AM: In photography I think it is in social documentary work.  The exhibition features work by Humphrey Spender that dates back to 1937 and is an early example of English social documentary.  Beyond this there is a rich body of work that attempts to visually document British culture by photographers such as John Bulmer, Shirley Baker, Stephen McCoy amongst others.  This has had a profound influence on the image of the North of England in the cultural imagination as well as some of the more recent fashion photography. 
LS: I think in terms of fashion it’s very much on sportswear and casualwear. Northern Casual culture of the 1980s has a huge impact on so many designers from far beyond the UK – be it Gosha Rubchinksiy or Raf Simons.

How would you summarise the north’s present aesthetic?
AM: The North is so diverse and varied that it would be impossible to summarise this as a single aesthetic.  What is important is that this is recognised and the region is not dwelling in nostalgia, but is as rich for exploration as it ever has been. 
LS: I think one can spot certain motifs that appear again and again across imagery related to the North – and that’s something we wanted to explore within the show; how and why these myths and motifs appear. The exhibition features Spare Time, a 1939 short film directed by Humphrey Jennings and produced by the General Post Office Film Unit. Lots of the themes and scenes present - industrial landscapes, tight-knit communities, terraced houses, football fields, pubs, pies and brass bands – have, over time, moved from documented item to trope or useful visual code, highlighting the fine line between truth and stereotype.

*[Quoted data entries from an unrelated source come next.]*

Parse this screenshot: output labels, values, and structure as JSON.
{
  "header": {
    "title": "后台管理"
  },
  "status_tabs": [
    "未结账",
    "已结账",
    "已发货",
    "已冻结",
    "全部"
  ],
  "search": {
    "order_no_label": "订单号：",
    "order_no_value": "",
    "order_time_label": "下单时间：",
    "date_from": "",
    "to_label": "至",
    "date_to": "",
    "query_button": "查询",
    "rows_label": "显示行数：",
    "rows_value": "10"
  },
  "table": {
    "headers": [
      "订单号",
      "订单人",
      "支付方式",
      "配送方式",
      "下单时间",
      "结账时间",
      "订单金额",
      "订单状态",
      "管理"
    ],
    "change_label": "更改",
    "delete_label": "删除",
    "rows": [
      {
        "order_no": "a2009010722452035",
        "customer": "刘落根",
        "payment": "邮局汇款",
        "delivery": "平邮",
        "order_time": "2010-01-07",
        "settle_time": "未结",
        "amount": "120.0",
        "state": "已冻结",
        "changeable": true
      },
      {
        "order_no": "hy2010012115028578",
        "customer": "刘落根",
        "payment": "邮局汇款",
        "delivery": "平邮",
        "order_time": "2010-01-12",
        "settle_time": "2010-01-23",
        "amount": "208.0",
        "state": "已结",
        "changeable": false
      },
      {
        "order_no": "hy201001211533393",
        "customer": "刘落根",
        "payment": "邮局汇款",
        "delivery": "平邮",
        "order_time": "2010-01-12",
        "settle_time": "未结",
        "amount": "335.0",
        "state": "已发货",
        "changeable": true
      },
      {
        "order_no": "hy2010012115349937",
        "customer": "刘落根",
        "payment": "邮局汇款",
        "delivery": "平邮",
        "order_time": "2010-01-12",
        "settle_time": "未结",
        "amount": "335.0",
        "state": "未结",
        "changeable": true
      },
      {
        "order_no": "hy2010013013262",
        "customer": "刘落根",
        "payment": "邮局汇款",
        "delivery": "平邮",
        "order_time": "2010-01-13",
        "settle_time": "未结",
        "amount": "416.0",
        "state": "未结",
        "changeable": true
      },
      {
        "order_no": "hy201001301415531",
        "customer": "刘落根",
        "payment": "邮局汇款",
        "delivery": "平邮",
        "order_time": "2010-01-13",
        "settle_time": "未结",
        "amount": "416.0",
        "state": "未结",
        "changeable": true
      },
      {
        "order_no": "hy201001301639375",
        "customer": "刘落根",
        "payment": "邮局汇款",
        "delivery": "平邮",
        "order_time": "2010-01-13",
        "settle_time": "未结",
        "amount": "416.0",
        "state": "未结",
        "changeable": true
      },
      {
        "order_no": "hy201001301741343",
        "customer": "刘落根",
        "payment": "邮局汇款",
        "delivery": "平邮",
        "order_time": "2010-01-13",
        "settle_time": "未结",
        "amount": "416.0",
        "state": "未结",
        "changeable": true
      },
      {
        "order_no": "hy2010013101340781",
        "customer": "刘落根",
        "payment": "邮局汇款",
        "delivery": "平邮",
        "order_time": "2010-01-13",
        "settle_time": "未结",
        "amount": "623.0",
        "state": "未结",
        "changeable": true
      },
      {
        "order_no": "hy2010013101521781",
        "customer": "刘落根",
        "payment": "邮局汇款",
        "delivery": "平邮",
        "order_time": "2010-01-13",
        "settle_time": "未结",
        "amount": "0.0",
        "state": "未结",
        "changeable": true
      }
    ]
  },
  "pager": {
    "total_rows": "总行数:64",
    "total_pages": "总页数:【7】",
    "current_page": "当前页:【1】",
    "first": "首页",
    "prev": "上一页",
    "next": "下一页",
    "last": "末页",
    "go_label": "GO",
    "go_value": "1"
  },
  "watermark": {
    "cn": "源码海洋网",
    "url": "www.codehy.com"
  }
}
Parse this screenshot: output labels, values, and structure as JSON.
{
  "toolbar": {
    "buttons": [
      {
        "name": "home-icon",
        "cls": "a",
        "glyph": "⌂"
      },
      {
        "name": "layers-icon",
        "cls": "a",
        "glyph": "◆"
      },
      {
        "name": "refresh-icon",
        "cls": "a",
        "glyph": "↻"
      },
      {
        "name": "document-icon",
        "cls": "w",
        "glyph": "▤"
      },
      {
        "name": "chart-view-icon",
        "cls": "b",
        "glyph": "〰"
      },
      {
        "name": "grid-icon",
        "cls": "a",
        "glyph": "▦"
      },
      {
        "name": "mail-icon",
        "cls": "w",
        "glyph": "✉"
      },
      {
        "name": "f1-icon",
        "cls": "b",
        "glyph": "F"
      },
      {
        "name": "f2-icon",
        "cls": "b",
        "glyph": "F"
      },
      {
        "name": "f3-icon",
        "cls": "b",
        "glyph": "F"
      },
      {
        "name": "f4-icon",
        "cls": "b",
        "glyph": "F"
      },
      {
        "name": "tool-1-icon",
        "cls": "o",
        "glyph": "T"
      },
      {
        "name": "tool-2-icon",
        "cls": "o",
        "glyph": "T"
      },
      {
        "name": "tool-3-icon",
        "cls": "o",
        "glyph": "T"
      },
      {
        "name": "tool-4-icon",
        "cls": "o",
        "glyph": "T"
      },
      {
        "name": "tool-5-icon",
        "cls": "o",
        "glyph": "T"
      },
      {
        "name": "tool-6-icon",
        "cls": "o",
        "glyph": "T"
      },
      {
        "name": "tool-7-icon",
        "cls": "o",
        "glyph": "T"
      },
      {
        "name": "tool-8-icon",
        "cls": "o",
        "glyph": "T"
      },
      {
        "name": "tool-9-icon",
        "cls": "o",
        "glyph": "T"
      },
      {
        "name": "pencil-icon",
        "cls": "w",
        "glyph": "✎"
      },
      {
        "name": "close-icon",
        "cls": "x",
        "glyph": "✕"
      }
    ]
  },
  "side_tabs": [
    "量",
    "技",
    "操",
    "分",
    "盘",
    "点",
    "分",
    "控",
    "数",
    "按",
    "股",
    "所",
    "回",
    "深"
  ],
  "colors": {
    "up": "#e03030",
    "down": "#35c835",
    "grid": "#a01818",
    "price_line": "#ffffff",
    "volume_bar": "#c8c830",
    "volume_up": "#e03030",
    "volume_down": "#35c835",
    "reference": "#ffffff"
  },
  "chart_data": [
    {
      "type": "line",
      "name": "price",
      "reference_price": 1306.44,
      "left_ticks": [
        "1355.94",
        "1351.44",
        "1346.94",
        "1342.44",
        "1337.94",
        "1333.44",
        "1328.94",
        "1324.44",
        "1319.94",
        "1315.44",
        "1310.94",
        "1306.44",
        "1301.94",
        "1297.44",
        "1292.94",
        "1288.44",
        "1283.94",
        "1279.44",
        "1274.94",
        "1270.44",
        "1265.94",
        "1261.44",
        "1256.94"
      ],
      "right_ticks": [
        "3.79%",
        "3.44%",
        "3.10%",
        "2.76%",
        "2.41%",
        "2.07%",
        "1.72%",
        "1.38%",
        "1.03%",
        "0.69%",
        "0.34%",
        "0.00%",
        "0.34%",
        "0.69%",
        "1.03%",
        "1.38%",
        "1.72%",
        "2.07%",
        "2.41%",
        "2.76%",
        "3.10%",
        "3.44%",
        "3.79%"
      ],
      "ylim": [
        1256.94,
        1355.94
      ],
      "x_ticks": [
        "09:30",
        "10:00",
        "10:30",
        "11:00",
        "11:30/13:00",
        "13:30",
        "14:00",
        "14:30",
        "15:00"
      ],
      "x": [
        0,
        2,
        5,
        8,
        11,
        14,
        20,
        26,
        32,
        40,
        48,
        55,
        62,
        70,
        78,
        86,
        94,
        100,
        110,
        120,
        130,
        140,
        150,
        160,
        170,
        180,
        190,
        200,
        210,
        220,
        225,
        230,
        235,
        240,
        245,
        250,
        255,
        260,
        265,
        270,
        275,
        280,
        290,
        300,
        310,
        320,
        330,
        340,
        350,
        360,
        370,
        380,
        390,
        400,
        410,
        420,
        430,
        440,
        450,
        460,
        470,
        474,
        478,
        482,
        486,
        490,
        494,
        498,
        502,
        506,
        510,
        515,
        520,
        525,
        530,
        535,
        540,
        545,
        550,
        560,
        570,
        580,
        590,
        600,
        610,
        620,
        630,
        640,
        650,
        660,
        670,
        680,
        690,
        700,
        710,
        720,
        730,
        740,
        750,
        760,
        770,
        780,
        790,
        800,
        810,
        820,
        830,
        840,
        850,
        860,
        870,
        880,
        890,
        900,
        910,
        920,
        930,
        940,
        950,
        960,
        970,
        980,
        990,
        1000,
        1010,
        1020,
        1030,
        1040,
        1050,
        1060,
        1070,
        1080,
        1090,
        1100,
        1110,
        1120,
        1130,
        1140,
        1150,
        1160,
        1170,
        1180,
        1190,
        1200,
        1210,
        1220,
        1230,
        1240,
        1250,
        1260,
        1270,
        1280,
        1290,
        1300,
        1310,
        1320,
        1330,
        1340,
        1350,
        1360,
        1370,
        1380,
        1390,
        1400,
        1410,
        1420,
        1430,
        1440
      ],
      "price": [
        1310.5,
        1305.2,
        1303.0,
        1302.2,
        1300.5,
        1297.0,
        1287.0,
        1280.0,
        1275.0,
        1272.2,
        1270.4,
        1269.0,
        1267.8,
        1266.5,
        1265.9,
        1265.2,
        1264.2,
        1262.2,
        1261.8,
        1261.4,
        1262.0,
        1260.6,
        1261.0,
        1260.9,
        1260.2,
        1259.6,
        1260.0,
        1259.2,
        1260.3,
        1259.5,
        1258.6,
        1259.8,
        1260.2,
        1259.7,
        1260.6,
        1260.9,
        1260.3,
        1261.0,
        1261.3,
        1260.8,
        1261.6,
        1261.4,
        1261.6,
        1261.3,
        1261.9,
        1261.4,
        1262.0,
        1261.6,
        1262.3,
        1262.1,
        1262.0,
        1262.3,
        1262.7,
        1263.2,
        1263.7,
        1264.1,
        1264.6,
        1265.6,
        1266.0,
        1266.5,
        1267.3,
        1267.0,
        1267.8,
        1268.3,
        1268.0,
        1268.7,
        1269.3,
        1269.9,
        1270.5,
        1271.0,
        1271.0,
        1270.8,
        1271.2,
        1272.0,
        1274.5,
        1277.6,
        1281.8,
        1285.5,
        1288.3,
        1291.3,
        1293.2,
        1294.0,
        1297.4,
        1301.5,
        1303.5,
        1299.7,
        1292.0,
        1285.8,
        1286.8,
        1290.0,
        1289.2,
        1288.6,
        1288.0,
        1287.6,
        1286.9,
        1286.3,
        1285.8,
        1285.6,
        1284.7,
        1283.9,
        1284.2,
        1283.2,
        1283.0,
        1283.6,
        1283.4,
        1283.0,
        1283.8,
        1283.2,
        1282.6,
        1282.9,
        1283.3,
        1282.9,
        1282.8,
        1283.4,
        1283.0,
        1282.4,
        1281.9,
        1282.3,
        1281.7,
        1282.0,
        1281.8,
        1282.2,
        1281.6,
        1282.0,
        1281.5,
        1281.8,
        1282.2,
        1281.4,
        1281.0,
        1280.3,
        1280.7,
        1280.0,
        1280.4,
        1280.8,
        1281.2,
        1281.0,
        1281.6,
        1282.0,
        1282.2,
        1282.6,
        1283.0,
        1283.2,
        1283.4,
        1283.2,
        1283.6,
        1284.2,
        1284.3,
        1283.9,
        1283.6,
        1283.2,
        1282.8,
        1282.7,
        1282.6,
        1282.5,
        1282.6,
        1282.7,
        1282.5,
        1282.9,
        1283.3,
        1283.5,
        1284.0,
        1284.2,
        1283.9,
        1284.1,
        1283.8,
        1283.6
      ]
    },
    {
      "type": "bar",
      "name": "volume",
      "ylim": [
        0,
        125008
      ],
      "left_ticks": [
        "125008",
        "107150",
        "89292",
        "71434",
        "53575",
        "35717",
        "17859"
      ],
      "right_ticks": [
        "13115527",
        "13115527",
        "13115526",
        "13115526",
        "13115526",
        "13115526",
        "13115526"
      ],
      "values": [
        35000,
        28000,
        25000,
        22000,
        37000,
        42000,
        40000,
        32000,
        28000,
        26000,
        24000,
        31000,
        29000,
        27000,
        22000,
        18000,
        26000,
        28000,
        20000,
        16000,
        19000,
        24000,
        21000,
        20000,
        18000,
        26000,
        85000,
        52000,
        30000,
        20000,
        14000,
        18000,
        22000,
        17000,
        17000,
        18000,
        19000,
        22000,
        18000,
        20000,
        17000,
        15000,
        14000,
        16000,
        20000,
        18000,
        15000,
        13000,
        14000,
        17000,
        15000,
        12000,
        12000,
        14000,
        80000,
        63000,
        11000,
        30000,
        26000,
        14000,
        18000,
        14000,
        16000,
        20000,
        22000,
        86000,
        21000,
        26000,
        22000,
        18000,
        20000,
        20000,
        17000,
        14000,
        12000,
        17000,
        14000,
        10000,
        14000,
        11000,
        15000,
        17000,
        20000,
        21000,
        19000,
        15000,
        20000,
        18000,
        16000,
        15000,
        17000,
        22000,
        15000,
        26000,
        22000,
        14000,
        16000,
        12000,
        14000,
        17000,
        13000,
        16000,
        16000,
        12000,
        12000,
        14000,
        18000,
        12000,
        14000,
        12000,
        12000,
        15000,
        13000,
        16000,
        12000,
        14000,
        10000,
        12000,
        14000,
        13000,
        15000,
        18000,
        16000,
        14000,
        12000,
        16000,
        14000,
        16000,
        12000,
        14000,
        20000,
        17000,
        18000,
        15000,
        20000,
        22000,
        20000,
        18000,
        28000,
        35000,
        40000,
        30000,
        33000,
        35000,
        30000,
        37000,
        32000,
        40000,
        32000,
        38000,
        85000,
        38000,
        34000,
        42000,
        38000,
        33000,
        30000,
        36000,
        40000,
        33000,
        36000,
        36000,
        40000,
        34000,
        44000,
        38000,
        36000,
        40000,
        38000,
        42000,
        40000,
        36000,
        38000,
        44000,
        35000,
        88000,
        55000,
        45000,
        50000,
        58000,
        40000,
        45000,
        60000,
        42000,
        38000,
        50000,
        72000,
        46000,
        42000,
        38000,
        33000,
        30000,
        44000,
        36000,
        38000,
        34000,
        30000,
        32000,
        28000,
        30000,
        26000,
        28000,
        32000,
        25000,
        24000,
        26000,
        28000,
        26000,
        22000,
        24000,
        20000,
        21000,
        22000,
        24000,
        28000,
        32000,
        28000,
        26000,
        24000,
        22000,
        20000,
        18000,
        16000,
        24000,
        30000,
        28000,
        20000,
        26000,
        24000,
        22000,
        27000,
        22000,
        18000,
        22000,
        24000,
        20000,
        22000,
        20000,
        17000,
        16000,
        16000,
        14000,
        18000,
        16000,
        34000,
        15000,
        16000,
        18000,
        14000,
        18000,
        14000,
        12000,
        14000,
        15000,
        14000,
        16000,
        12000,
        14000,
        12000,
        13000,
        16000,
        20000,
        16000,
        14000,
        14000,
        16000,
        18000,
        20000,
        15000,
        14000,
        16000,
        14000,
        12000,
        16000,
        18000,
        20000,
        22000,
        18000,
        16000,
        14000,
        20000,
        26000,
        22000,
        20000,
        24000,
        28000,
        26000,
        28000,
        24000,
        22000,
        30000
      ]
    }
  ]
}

Do you think that the North of today is as culturally and aesthetically influential on the worlds of fashion and photography as it ever was in, say, the clubbing heyday of the ‘90s?
AM: Sure I do, but the North of today is inevitably influenced by cultural heydays of the recent past so it was important that this was not dismissed in the show.  When you have so many creatives working on an international scale consistently being informed and referencing Northern England that inevitably it will still be influential.  The real success is when work has an awareness of this past, but aims to bring something new to the mix.  Spend time in any Northern town or city and you will find a vast array of cultural activity that is very different to periods more commonly looked at in mainstream media. 

What do you hope visitors will leave the exhibition with?
AM: Partly a sense of pride that the region has been so influential on an international scale, but also some motivation to continue this rich heritage.  Whether that is continuing to explore the region, or the independent, entrepreneurial spirit that features in so much of the work to start something new. 
LS: I hope the show speaks to people. I think so many fashion exhibitions show some kind of far-off, fantasy world that people can only aspire to or dream of. I hope people come to this show and recognise things that they experienced first-hand, songs they danced to, streets they walked, icons they adored, clothes they wore. It sounds simple, but I want it to mean something to people.

Image credits, clockwise from top left:

Lead image: Raf Simons AW 2003 Image courtesy of Raf Simons
Photograph by Stephen McCoy, From the series Skelmersdale, 1984
Photograph by Alice Hawkins, Derrin Crawford & Demi-Leigh Cruickshank in 'The Liver Birds' LOVE magazine, Liverpool, 2012
Photograph by Jason Evans, Untitled, Manchester, 1997_2
Photograph by Alasdair McLellan, Boy at the Saint Leger Fair, Doncaster, September 2005



North: Identity, Photography, Fashion opens at Liverpool's Open Eye Gallery on 6th January 2017.

NORTHERN SOUL